# [RECORD EXCERPTS]

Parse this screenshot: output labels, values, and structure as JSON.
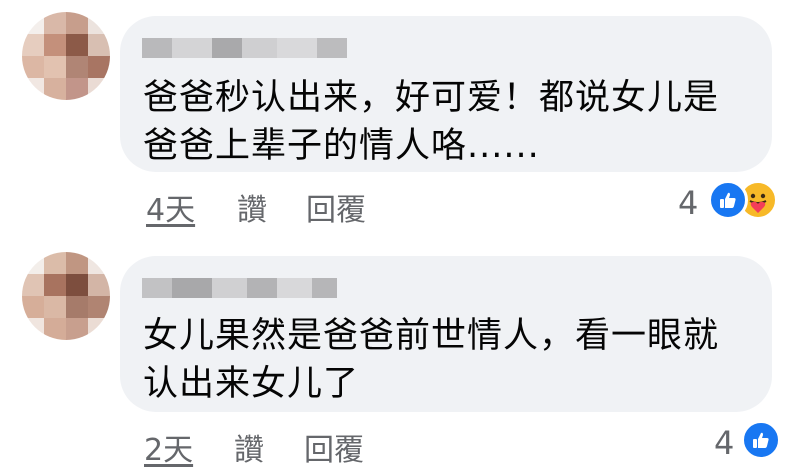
{
  "comments": [
    {
      "text_lines": [
        "爸爸秒认出来，好可爱！都说女儿是",
        "爸爸上辈子的情人咯......"
      ],
      "time": "4天",
      "like_label": "讚",
      "reply_label": "回覆",
      "reaction_count": "4",
      "reactions": [
        "like-icon",
        "care-icon"
      ]
    },
    {
      "text_lines": [
        "女儿果然是爸爸前世情人，看一眼就",
        "认出来女儿了"
      ],
      "time": "2天",
      "like_label": "讚",
      "reply_label": "回覆",
      "reaction_count": "4",
      "reactions": [
        "like-icon"
      ]
    }
  ],
  "colors": {
    "bubble": "#f0f2f5",
    "meta_text": "#65676b",
    "like_blue": "#1877f2",
    "care_yellow": "#f7b928"
  }
}
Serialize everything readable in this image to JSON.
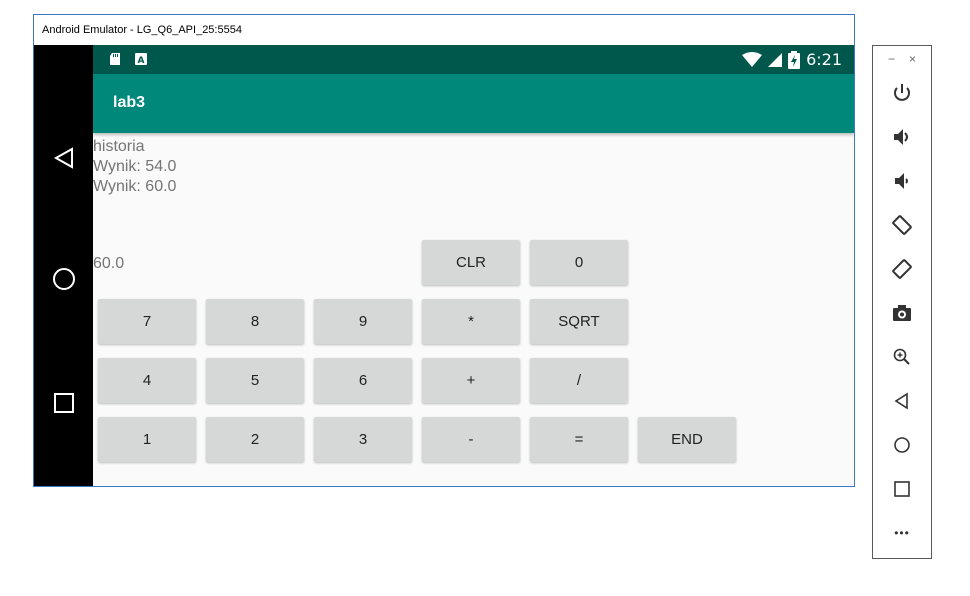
{
  "window": {
    "title": "Android Emulator - LG_Q6_API_25:5554"
  },
  "status_bar": {
    "time": "6:21",
    "icons": [
      "sd-card-icon",
      "keyboard-a-icon",
      "wifi-icon",
      "signal-icon",
      "battery-charging-icon"
    ]
  },
  "app_bar": {
    "title": "lab3"
  },
  "history": {
    "label": "historia",
    "entries": [
      "Wynik: 54.0",
      "Wynik: 60.0"
    ]
  },
  "display": {
    "value": "60.0"
  },
  "keys": {
    "clr": "CLR",
    "zero": "0",
    "seven": "7",
    "eight": "8",
    "nine": "9",
    "mul": "*",
    "sqrt": "SQRT",
    "four": "4",
    "five": "5",
    "six": "6",
    "plus": "+",
    "div": "/",
    "one": "1",
    "two": "2",
    "three": "3",
    "minus": "-",
    "equals": "=",
    "end": "END"
  },
  "side_panel": {
    "minimize": "−",
    "close": "×",
    "buttons": [
      "power-icon",
      "volume-up-icon",
      "volume-down-icon",
      "rotate-left-icon",
      "rotate-right-icon",
      "camera-icon",
      "zoom-icon",
      "back-icon",
      "home-icon",
      "overview-icon",
      "more-icon"
    ],
    "more": "•••"
  },
  "colors": {
    "primary": "#00897b",
    "primary_dark": "#00574b",
    "button": "#d6d7d7",
    "text_gray": "#757575"
  }
}
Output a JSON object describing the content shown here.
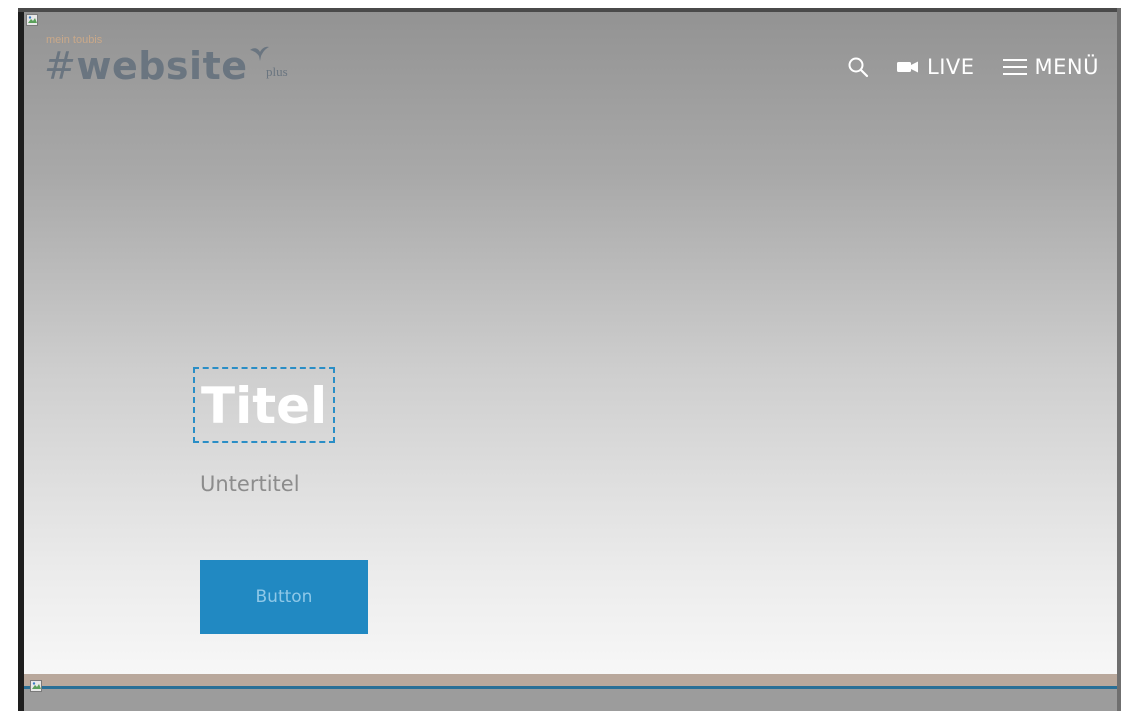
{
  "header": {
    "logo": {
      "tagline": "mein toubis",
      "hash": "#",
      "word": "website",
      "plus": "plus"
    },
    "nav": {
      "search_icon": "search-icon",
      "live_label": "LIVE",
      "live_icon": "video-camera-icon",
      "menu_label": "MENÜ",
      "menu_icon": "hamburger-icon"
    }
  },
  "hero": {
    "title": "Titel",
    "subtitle": "Untertitel",
    "button_label": "Button"
  },
  "colors": {
    "accent": "#2189c2",
    "button_text": "#8fc8e8",
    "logo": "#6a7580",
    "tagline": "#c9a889",
    "selection_outline": "#2a8ec6"
  }
}
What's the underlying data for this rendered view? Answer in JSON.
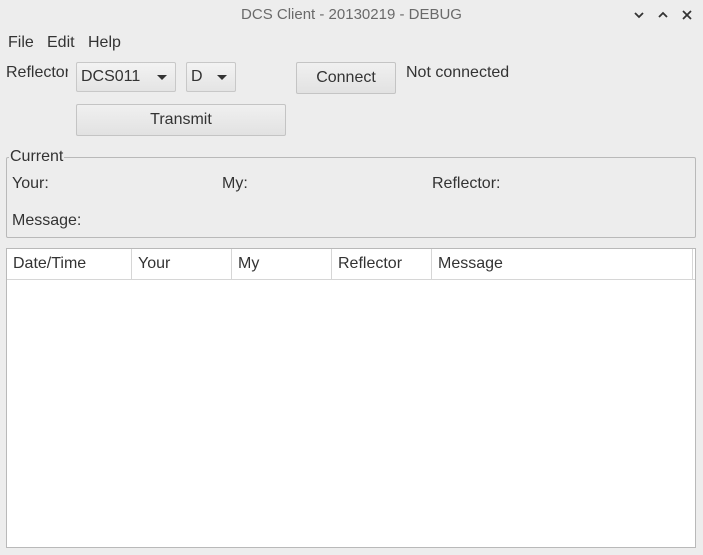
{
  "window": {
    "title": "DCS Client - 20130219 - DEBUG",
    "controls": {
      "minimize_icon": "chevron-down-icon",
      "maximize_icon": "chevron-up-icon",
      "close_icon": "close-icon"
    }
  },
  "menubar": {
    "items": [
      {
        "label": "File"
      },
      {
        "label": "Edit"
      },
      {
        "label": "Help"
      }
    ]
  },
  "controls": {
    "reflector_label": "Reflector:",
    "reflector_value": "DCS011",
    "module_value": "D",
    "connect_label": "Connect",
    "status": "Not connected",
    "transmit_label": "Transmit"
  },
  "current": {
    "title": "Current",
    "your_label": "Your:",
    "my_label": "My:",
    "reflector_label": "Reflector:",
    "message_label": "Message:"
  },
  "table": {
    "columns": [
      "Date/Time",
      "Your",
      "My",
      "Reflector",
      "Message"
    ],
    "rows": []
  },
  "colors": {
    "window_bg": "#ededed",
    "table_bg": "#ffffff",
    "text": "#333333",
    "title_text": "#6a6a6a"
  }
}
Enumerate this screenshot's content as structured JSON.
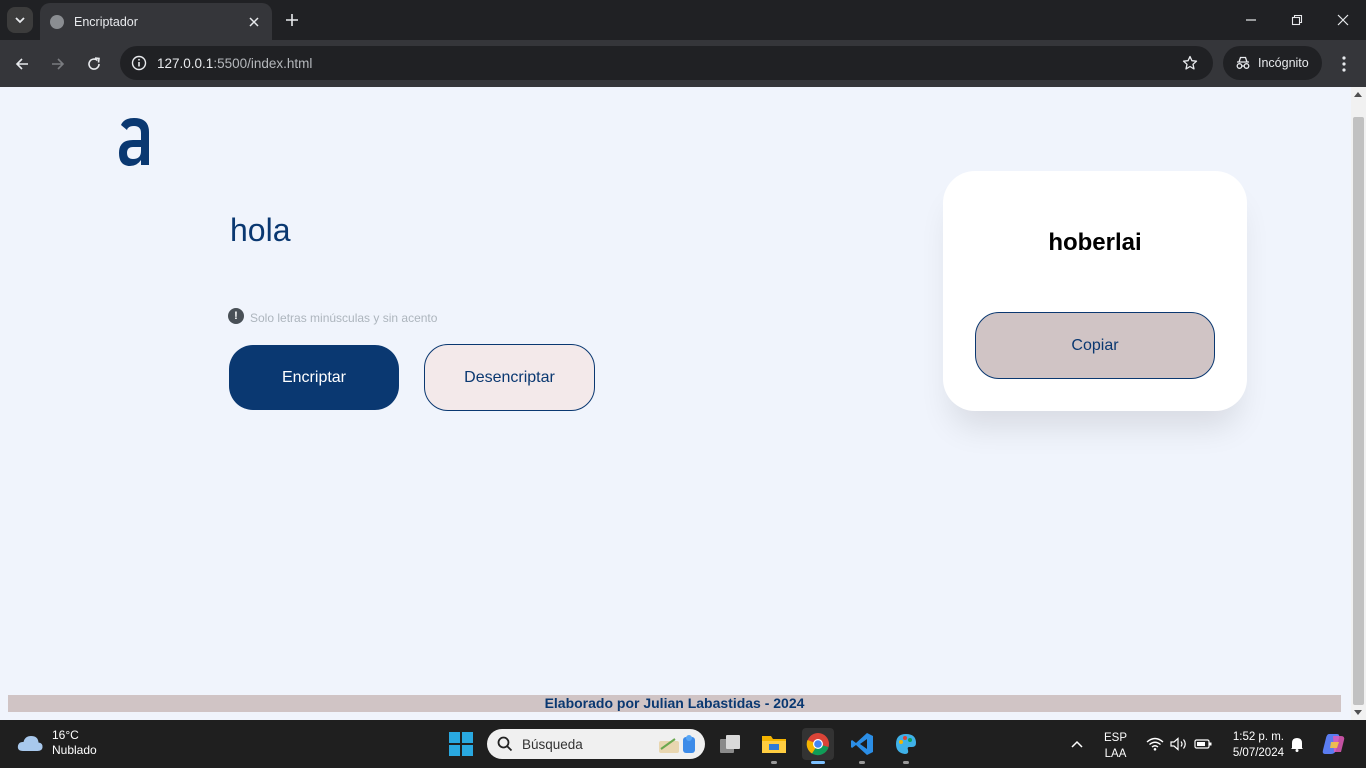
{
  "browser": {
    "tab_title": "Encriptador",
    "url_host": "127.0.0.1",
    "url_rest": ":5500/index.html",
    "incognito_label": "Incógnito"
  },
  "page": {
    "logo_letter": "a",
    "input_text": "hola",
    "hint_icon": "!",
    "hint_text": "Solo letras minúsculas y sin acento",
    "encrypt_label": "Encriptar",
    "decrypt_label": "Desencriptar",
    "result_text": "hoberlai",
    "copy_label": "Copiar",
    "footer_text": "Elaborado por Julian Labastidas - 2024",
    "colors": {
      "primary": "#0a3871",
      "background": "#f0f4fc",
      "copy_bg": "#d0c4c5",
      "decrypt_bg": "#f3e9ea"
    }
  },
  "taskbar": {
    "weather_temp": "16°C",
    "weather_desc": "Nublado",
    "search_placeholder": "Búsqueda",
    "lang_top": "ESP",
    "lang_bottom": "LAA",
    "time": "1:52 p. m.",
    "date": "5/07/2024"
  }
}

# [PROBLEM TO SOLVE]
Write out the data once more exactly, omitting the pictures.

# [ANSWER TO THE EXERCISE]
Parse this screenshot: output labels, values, and structure as JSON.
{
  "comments": [
    {
      "text_lines": [
        "爸爸秒认出来，好可爱！都说女儿是",
        "爸爸上辈子的情人咯......"
      ],
      "time": "4天",
      "like_label": "讚",
      "reply_label": "回覆",
      "reaction_count": "4",
      "reactions": [
        "like-icon",
        "care-icon"
      ]
    },
    {
      "text_lines": [
        "女儿果然是爸爸前世情人，看一眼就",
        "认出来女儿了"
      ],
      "time": "2天",
      "like_label": "讚",
      "reply_label": "回覆",
      "reaction_count": "4",
      "reactions": [
        "like-icon"
      ]
    }
  ],
  "colors": {
    "bubble": "#f0f2f5",
    "meta_text": "#65676b",
    "like_blue": "#1877f2",
    "care_yellow": "#f7b928"
  }
}
Serialize everything readable in this image to JSON.
{
  "window": {
    "title": "Android Emulator - LG_Q6_API_25:5554"
  },
  "status_bar": {
    "time": "6:21",
    "icons": [
      "sd-card-icon",
      "keyboard-a-icon",
      "wifi-icon",
      "signal-icon",
      "battery-charging-icon"
    ]
  },
  "app_bar": {
    "title": "lab3"
  },
  "history": {
    "label": "historia",
    "entries": [
      "Wynik: 54.0",
      "Wynik: 60.0"
    ]
  },
  "display": {
    "value": "60.0"
  },
  "keys": {
    "clr": "CLR",
    "zero": "0",
    "seven": "7",
    "eight": "8",
    "nine": "9",
    "mul": "*",
    "sqrt": "SQRT",
    "four": "4",
    "five": "5",
    "six": "6",
    "plus": "+",
    "div": "/",
    "one": "1",
    "two": "2",
    "three": "3",
    "minus": "-",
    "equals": "=",
    "end": "END"
  },
  "side_panel": {
    "minimize": "−",
    "close": "×",
    "buttons": [
      "power-icon",
      "volume-up-icon",
      "volume-down-icon",
      "rotate-left-icon",
      "rotate-right-icon",
      "camera-icon",
      "zoom-icon",
      "back-icon",
      "home-icon",
      "overview-icon",
      "more-icon"
    ],
    "more": "•••"
  },
  "colors": {
    "primary": "#00897b",
    "primary_dark": "#00574b",
    "button": "#d6d7d7",
    "text_gray": "#757575"
  }
}
Output a JSON object describing the content shown here.
{
  "header": {
    "logo": {
      "tagline": "mein toubis",
      "hash": "#",
      "word": "website",
      "plus": "plus"
    },
    "nav": {
      "search_icon": "search-icon",
      "live_label": "LIVE",
      "live_icon": "video-camera-icon",
      "menu_label": "MENÜ",
      "menu_icon": "hamburger-icon"
    }
  },
  "hero": {
    "title": "Titel",
    "subtitle": "Untertitel",
    "button_label": "Button"
  },
  "colors": {
    "accent": "#2189c2",
    "button_text": "#8fc8e8",
    "logo": "#6a7580",
    "tagline": "#c9a889",
    "selection_outline": "#2a8ec6"
  }
}
What's the underlying data for this rendered view? Answer in JSON.
{
  "window": {
    "title": "DCS Client - 20130219 - DEBUG",
    "controls": {
      "minimize_icon": "chevron-down-icon",
      "maximize_icon": "chevron-up-icon",
      "close_icon": "close-icon"
    }
  },
  "menubar": {
    "items": [
      {
        "label": "File"
      },
      {
        "label": "Edit"
      },
      {
        "label": "Help"
      }
    ]
  },
  "controls": {
    "reflector_label": "Reflector:",
    "reflector_value": "DCS011",
    "module_value": "D",
    "connect_label": "Connect",
    "status": "Not connected",
    "transmit_label": "Transmit"
  },
  "current": {
    "title": "Current",
    "your_label": "Your:",
    "my_label": "My:",
    "reflector_label": "Reflector:",
    "message_label": "Message:"
  },
  "table": {
    "columns": [
      "Date/Time",
      "Your",
      "My",
      "Reflector",
      "Message"
    ],
    "rows": []
  },
  "colors": {
    "window_bg": "#ededed",
    "table_bg": "#ffffff",
    "text": "#333333",
    "title_text": "#6a6a6a"
  }
}
Enumerate this screenshot's content as structured JSON.
{
  "browser": {
    "tab_title": "Encriptador",
    "url_host": "127.0.0.1",
    "url_rest": ":5500/index.html",
    "incognito_label": "Incógnito"
  },
  "page": {
    "logo_letter": "a",
    "input_text": "hola",
    "hint_icon": "!",
    "hint_text": "Solo letras minúsculas y sin acento",
    "encrypt_label": "Encriptar",
    "decrypt_label": "Desencriptar",
    "result_text": "hoberlai",
    "copy_label": "Copiar",
    "footer_text": "Elaborado por Julian Labastidas - 2024",
    "colors": {
      "primary": "#0a3871",
      "background": "#f0f4fc",
      "copy_bg": "#d0c4c5",
      "decrypt_bg": "#f3e9ea"
    }
  },
  "taskbar": {
    "weather_temp": "16°C",
    "weather_desc": "Nublado",
    "search_placeholder": "Búsqueda",
    "lang_top": "ESP",
    "lang_bottom": "LAA",
    "time": "1:52 p. m.",
    "date": "5/07/2024"
  }
}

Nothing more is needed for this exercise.